Through close analysis of our results each August, we have become increasingly aware of a small but significant cohort of students who underachieve compared to their predicted grades because of known mental health issues at a key point before their exams. We were also aware of a number of students who were struggling to positively engage with school expectations and successfully access learning because of mental health and wellbeing issues. Also the use of social media and family issues can have a huge impact on teenagers and their schooling; and the number of cases and their complexities appear to be increasing.
Children and young people’s mental health is regularly in the headlines and gaining momentum on the national agenda. Faced with a lack of resources, poor service and long waiting times for child mental health issues when compared to adult mental health and other illnesses, things need to change. Especially concerning are the studies highlighting mental health as the biggest issue facing children and young people. With scarce resources and clear evidence that mental health issues are impacting on student performance, behaviour and lives, we know we have to play our part.
Anything we can do as an academy is a positive and we are eager to do the very best possible for our students so they are able to achieve success, make the next steps and be prepared for life.
We know that if we are going to have an impact a holistic approach is key, building a culture and ethos that promotes and supports mental health and wellbeing.
In education the range of terms currently used include emotional health and wellbeing; emotional intelligence; mental health; positive mental health; or mental health and wellbeing. All of these terms are interpreted slightly differently by individuals. The word ‘mental’ is often avoided because it is argued that this gives negative vibes. We do not believe that this word should be shied away from, if a young person is looking for help and support they will enter ‘mental’ into a search engine. We need to ensure they are successful with their search so they are able to access support. We all accept that we all have mental health which we need to take care of, in just the same way as we have physical health that we need to look after. Therefore ‘mental health’ shouldn’t have negative connotations, and a key task for us is to destigmatise the term and promote positive mental health.
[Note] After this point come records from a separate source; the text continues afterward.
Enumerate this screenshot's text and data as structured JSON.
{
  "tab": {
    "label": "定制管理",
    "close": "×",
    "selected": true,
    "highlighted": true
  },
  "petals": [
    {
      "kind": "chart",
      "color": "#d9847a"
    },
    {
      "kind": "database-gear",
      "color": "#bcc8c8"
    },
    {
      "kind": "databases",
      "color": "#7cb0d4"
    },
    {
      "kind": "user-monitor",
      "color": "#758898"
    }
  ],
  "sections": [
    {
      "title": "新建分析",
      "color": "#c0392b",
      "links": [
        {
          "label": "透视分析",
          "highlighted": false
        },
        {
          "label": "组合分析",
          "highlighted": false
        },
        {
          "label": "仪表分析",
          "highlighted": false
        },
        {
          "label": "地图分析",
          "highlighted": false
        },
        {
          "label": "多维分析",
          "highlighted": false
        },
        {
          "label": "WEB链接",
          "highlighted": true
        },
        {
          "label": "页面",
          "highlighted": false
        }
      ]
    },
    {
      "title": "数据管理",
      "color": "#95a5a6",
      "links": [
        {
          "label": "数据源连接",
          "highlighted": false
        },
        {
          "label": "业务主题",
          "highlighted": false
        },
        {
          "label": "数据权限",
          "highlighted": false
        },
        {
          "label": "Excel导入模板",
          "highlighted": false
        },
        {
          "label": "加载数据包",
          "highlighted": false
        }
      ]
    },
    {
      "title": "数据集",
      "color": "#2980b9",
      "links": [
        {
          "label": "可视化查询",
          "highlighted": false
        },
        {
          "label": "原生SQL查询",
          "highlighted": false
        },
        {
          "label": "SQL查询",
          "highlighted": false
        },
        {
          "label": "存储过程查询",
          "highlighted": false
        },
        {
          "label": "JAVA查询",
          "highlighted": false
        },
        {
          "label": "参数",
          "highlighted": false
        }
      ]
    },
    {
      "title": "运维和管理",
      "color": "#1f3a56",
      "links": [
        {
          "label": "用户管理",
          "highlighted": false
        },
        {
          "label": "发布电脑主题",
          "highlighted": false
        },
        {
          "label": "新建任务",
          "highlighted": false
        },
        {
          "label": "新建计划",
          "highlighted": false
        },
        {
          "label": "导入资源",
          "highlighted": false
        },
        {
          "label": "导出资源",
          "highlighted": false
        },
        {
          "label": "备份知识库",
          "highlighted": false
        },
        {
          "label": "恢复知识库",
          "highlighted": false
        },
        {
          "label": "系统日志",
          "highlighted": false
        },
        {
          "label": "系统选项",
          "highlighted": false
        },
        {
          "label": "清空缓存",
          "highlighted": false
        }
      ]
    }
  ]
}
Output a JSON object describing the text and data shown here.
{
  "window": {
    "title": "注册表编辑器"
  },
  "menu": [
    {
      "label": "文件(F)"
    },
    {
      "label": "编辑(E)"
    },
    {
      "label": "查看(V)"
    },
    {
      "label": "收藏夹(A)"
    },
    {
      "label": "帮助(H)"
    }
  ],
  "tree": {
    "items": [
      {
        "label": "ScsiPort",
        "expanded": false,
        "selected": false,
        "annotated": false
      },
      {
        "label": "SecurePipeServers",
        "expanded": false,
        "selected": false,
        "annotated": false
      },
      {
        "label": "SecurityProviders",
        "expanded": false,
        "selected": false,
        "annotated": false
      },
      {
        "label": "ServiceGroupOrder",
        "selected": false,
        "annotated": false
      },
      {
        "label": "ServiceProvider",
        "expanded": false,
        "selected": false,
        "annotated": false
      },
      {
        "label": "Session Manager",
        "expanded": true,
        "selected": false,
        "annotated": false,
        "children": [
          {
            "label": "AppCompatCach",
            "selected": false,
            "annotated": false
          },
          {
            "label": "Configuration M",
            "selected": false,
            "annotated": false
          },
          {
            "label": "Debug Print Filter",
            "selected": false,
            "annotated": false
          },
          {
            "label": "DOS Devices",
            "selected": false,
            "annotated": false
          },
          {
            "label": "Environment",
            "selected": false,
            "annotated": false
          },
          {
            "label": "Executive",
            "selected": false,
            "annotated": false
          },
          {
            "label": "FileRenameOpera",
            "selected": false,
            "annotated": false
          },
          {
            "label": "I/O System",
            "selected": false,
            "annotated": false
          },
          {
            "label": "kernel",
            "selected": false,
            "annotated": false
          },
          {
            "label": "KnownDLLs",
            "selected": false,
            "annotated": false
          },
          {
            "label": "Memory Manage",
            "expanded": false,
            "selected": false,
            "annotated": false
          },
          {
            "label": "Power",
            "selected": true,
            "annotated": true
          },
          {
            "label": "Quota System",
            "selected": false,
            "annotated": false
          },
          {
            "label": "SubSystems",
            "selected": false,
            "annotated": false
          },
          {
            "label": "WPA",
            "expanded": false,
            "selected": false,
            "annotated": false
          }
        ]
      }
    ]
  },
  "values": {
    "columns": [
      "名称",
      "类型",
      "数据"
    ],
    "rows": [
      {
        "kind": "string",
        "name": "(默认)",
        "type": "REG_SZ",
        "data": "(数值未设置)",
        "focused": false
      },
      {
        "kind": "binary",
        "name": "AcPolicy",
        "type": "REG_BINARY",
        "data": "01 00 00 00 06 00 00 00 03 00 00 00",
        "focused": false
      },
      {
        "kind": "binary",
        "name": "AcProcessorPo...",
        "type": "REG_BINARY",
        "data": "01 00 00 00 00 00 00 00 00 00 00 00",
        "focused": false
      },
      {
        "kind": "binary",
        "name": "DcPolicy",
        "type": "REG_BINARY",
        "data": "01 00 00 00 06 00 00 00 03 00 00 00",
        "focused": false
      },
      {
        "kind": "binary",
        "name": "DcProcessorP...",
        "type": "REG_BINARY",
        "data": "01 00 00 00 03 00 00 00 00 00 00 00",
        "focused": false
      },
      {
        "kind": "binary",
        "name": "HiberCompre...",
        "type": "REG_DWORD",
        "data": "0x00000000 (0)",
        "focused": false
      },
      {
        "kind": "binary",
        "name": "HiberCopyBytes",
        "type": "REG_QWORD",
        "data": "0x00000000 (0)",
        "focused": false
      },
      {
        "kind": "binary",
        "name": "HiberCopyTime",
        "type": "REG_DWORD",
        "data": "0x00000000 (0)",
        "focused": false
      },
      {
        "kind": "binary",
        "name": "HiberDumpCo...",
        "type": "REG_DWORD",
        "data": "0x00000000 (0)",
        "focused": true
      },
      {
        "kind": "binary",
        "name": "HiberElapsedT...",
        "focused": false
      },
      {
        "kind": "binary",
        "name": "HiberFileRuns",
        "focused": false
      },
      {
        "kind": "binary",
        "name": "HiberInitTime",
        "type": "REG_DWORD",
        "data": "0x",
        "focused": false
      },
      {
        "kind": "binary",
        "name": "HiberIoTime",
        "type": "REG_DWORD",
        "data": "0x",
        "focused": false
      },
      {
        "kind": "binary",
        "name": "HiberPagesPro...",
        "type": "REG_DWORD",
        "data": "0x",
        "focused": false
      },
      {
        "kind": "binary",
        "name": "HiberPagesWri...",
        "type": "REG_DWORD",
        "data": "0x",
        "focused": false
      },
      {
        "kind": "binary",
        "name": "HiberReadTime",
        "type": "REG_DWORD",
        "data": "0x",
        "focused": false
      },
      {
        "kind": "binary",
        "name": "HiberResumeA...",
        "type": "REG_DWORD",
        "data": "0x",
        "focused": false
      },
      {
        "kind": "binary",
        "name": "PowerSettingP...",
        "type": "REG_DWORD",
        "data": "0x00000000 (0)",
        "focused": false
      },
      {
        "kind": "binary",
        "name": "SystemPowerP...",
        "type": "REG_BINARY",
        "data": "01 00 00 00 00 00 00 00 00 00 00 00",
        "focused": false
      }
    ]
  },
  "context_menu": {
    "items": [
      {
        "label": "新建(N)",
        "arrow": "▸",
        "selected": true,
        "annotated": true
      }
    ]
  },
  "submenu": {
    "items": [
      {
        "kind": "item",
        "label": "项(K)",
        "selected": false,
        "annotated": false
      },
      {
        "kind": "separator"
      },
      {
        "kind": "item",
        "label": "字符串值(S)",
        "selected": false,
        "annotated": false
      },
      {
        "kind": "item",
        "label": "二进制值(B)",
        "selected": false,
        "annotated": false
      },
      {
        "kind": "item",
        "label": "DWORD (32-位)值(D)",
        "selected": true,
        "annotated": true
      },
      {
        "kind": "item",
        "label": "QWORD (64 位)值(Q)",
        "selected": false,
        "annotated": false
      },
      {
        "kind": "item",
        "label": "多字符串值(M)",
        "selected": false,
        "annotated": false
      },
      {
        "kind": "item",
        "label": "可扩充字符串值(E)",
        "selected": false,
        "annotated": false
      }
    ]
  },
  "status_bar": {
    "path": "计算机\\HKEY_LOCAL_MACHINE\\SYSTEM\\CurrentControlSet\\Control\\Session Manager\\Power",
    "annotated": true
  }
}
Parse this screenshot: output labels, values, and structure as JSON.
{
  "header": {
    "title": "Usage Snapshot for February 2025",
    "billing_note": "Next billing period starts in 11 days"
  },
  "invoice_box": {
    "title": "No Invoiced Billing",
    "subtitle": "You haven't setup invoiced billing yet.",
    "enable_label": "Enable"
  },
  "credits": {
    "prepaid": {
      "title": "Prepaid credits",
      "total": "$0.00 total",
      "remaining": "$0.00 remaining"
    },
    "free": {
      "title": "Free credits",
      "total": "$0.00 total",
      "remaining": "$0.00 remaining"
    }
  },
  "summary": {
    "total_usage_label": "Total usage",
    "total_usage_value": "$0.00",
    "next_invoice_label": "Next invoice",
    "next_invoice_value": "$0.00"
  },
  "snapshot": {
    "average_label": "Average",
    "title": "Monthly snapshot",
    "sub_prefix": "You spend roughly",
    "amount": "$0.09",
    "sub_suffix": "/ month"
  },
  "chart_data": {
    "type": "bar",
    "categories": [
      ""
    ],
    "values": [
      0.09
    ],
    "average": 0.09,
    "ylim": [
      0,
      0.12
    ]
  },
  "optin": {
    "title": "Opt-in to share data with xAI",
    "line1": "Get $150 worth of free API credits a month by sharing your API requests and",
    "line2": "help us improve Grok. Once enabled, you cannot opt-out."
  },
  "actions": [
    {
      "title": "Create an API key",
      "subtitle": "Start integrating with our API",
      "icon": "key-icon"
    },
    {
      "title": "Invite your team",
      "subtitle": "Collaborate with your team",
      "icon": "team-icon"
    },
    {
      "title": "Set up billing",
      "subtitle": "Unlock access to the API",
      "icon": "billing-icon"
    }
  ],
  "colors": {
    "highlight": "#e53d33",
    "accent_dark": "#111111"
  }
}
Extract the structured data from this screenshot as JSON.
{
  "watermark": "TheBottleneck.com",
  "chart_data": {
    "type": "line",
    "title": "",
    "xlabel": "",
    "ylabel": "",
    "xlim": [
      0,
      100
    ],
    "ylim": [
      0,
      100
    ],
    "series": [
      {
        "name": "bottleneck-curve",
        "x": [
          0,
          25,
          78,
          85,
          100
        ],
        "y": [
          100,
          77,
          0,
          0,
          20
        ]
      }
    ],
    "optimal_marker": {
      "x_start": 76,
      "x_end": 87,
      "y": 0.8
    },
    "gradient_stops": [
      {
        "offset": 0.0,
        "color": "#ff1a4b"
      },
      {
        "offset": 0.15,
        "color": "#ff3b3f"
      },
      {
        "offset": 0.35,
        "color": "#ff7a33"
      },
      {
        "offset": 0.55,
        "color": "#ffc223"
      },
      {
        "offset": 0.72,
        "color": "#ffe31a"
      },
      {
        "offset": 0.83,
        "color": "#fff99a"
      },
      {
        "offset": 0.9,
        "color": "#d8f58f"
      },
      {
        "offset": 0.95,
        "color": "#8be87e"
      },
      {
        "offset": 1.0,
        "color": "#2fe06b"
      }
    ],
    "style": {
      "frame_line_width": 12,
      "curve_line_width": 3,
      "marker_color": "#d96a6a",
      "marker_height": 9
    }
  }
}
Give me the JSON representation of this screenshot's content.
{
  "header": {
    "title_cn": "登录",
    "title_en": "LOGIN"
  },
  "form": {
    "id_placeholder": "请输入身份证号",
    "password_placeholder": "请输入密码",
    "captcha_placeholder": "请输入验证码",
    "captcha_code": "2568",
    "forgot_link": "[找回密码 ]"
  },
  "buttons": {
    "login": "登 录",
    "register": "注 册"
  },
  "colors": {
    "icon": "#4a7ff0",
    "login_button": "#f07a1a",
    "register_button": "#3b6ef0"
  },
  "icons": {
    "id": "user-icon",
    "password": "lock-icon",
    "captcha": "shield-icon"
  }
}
As an academy we work to raise awareness and destigmatise mental health and wellbeing, through a carefully planned programme of assemblies, form discussions, PSHE lessons and academy council projects. We know our students want greater support. We display relevant information around the academy on notice boards and share links via emails or the website, this is our way of signposting the relevant information.
We have launched many initiatives to develop our work in this area:
- We have staff who have completed the youth mental health first aid training.
- We have formed our own in school initiative, the resilience lab and students involved have received training from external professionals. They have since developed a tool kit of strategies and approaches of support. They have also developed Olly the Octopus and we hope to relaunch this and engage a greater number of students with this.
- We have held screen free weeks to allow young people to switch off and unplug during the school day.
- We have held sessions for parents such as The Teenage Brain, to share information regarding development through the teenage years.
- We support mental health awareness events.
- We have developed greater links with external agencies such as safety net.
- We have adapted the Year 11 tutor programme of study.
While we have made inroads, we are looking to make this area much more prominent and easily accessible, providing information for students, staff and parents/carers. We are currently exploring links with other local schools and locally known support groups. We are also aiming to achieve the school mental health award within this academic year.